Sacred Mt Fuji is the symbol of Japan and was registered as a UNESCO World Heritage site in 2013. Mountains are revered by the Japanese people, and Mt Fuji stands out in particular as the highest in the archipelago. As well as an object of worship, it is also a much-loved artistic motif familiar from Edo-period paintings to the present day.  Foremost among these may be the image of Akafuji (lit., ‘red Fuji’) as the mountain is bathed in red by the reflected morning sunlight hitting the clouds, which is a very rare event caused by a miraculous combination of natural factors, and anyone lucky enough to witness it is considered to be truly blessed. Depictions of this scene are used to bring happiness and good luck.
fujisan

 

KOI (Carp)

In Chinese mythology, the carp was purported to transform into a dragon by swimming upwards through a waterfall. For this reason in Japanese mythology this fish came to symbolize rising in the world and prospering in trade and was used as a lucky motif. The motif of mated male and female carp is used as a charm for family prosperity and tranquility.
koi

 

NAMAZU (Catfish)

Japan has always been prone to earthquakes. In former times, it was thought that earthquakes were caused by giant catfish dwelling deep in the earth. Displaying art in the likeness of a catfish was thus thought to ward off the danger of earth tremors.

 

USAGI (Rabbit)

The rabbit motif has multiple meanings, such as rapid progress (for its ability to leap), vitality (for its great fertility), and gathering luck through listening (for its long ears), and is a charm to attract success and wealth. Because the rabbit was also said to be an emissary from the moon, it is often depicted in designs along with an image of the moon. In this connection the Japanese have visualized the moon’s pattern as representing a rabbit.
usagi

 

HAMAGURI (Common Orient Clam)
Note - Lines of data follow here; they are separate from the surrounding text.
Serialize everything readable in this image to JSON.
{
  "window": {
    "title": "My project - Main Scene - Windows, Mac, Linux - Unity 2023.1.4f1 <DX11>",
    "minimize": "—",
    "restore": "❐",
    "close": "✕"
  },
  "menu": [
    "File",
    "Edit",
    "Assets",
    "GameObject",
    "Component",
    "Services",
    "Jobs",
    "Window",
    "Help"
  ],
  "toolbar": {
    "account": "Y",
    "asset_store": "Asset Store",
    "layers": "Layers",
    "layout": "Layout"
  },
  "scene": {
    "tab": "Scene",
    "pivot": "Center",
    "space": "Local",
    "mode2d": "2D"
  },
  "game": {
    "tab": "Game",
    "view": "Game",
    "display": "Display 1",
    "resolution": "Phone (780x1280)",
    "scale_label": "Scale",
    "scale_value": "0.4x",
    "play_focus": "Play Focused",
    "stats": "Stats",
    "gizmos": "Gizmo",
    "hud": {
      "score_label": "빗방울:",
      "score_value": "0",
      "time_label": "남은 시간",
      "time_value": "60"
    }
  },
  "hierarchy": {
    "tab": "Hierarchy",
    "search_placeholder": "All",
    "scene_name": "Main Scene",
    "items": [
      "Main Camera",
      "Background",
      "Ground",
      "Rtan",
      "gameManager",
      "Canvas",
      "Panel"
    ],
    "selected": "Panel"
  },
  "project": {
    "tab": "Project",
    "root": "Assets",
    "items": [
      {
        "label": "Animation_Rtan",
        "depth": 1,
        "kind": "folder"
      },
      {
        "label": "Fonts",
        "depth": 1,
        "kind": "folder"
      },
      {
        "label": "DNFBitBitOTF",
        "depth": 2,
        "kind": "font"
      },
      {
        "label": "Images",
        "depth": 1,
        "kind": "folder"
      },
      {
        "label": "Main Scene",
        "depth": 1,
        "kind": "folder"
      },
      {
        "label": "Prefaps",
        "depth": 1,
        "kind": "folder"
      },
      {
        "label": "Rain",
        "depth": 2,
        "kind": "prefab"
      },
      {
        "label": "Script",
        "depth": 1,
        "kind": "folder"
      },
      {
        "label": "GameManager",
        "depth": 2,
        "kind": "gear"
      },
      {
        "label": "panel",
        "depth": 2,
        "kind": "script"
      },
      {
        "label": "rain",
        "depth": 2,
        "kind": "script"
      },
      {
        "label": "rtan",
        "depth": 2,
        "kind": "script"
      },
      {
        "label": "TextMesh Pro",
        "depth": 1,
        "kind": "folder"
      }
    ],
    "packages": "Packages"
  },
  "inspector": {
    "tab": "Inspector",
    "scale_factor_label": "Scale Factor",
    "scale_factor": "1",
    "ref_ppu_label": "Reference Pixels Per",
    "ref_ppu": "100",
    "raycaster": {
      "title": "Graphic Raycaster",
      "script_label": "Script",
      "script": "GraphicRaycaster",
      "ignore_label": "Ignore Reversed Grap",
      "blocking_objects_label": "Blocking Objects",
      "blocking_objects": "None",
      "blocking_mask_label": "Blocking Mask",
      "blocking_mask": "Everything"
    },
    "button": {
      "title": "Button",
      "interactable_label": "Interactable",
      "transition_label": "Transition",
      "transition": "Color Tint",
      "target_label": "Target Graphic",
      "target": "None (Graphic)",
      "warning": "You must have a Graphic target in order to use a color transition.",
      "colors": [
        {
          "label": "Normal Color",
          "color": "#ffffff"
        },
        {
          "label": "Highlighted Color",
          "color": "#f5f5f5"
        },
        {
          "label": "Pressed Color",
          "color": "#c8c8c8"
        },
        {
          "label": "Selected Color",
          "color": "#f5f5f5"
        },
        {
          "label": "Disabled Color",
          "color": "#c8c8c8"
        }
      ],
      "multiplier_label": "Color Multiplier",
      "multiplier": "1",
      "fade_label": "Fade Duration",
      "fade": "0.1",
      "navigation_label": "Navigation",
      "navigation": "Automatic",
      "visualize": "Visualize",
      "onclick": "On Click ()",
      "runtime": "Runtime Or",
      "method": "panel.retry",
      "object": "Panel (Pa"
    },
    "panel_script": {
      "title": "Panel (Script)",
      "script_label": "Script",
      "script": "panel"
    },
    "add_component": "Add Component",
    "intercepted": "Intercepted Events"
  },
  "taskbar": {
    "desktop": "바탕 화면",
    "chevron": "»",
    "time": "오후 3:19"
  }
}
This particular clam was thought to be the only shellfish the two halves of whose shell could be joined perfectly. A popular traditional children’s game consisted of pairing the two halves of the discarded shells of these clams. Pictures were painted on the insides of the shells, and children took turns turning over two at a time to find the matching picture, much like the card game called ‘concentration’. Because the two halves of the shell fit together so perfectly, they were also used as a metaphor of matrimonial bliss, and are still a very auspicious design pattern.
hamaguri

 

HAGI (Japanese Bushclover)

This plant has enjoyed a special place in artistic motifs in Japan, including paintings and poems, from time immemorial.
hagi

 

CHOJU GIGA (Scrolls of Frolicking Animals)

Created more than 800 years ago, this series of humourous illustrated scrolls depicting anthropomorphic animals at play in wilderness settings bears remarkable similarity of presentation to that of modern manga, and is sometimes called Japan’s oldest manga.